Reproduce all the entries exactly.
---
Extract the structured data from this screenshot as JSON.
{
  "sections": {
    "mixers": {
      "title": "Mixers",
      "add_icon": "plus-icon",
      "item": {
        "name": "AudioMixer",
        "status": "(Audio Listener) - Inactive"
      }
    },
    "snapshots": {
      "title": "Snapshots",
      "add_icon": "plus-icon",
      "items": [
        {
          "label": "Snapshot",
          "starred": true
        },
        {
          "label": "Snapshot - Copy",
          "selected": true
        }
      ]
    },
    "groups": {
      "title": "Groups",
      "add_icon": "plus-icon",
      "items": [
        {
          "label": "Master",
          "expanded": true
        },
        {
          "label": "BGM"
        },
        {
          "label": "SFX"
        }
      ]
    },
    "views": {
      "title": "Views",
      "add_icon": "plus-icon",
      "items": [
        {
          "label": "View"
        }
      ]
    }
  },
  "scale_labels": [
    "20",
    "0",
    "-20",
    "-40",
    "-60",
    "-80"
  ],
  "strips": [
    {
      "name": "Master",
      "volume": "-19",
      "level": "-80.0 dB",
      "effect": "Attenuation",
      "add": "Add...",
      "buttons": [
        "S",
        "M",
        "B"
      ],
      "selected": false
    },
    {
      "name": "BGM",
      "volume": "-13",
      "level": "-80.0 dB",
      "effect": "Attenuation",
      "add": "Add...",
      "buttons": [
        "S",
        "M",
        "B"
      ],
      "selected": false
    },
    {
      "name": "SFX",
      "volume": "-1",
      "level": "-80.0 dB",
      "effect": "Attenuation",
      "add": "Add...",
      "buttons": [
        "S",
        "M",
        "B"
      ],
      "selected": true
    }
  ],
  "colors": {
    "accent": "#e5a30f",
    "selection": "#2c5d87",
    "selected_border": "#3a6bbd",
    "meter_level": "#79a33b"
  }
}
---
» FINISHED EXERCISE
Extract the structured data from this screenshot as JSON.
{
  "sections": {
    "mixers": {
      "title": "Mixers",
      "add_icon": "plus-icon",
      "item": {
        "name": "AudioMixer",
        "status": "(Audio Listener) - Inactive"
      }
    },
    "snapshots": {
      "title": "Snapshots",
      "add_icon": "plus-icon",
      "items": [
        {
          "label": "Snapshot",
          "starred": true
        },
        {
          "label": "Snapshot - Copy",
          "selected": true
        }
      ]
    },
    "groups": {
      "title": "Groups",
      "add_icon": "plus-icon",
      "items": [
        {
          "label": "Master",
          "expanded": true
        },
        {
          "label": "BGM"
        },
        {
          "label": "SFX"
        }
      ]
    },
    "views": {
      "title": "Views",
      "add_icon": "plus-icon",
      "items": [
        {
          "label": "View"
        }
      ]
    }
  },
  "scale_labels": [
    "20",
    "0",
    "-20",
    "-40",
    "-60",
    "-80"
  ],
  "strips": [
    {
      "name": "Master",
      "volume": "-19",
      "level": "-80.0 dB",
      "effect": "Attenuation",
      "add": "Add...",
      "buttons": [
        "S",
        "M",
        "B"
      ],
      "selected": false
    },
    {
      "name": "BGM",
      "volume": "-13",
      "level": "-80.0 dB",
      "effect": "Attenuation",
      "add": "Add...",
      "buttons": [
        "S",
        "M",
        "B"
      ],
      "selected": false
    },
    {
      "name": "SFX",
      "volume": "-1",
      "level": "-80.0 dB",
      "effect": "Attenuation",
      "add": "Add...",
      "buttons": [
        "S",
        "M",
        "B"
      ],
      "selected": true
    }
  ],
  "colors": {
    "accent": "#e5a30f",
    "selection": "#2c5d87",
    "selected_border": "#3a6bbd",
    "meter_level": "#79a33b"
  }
}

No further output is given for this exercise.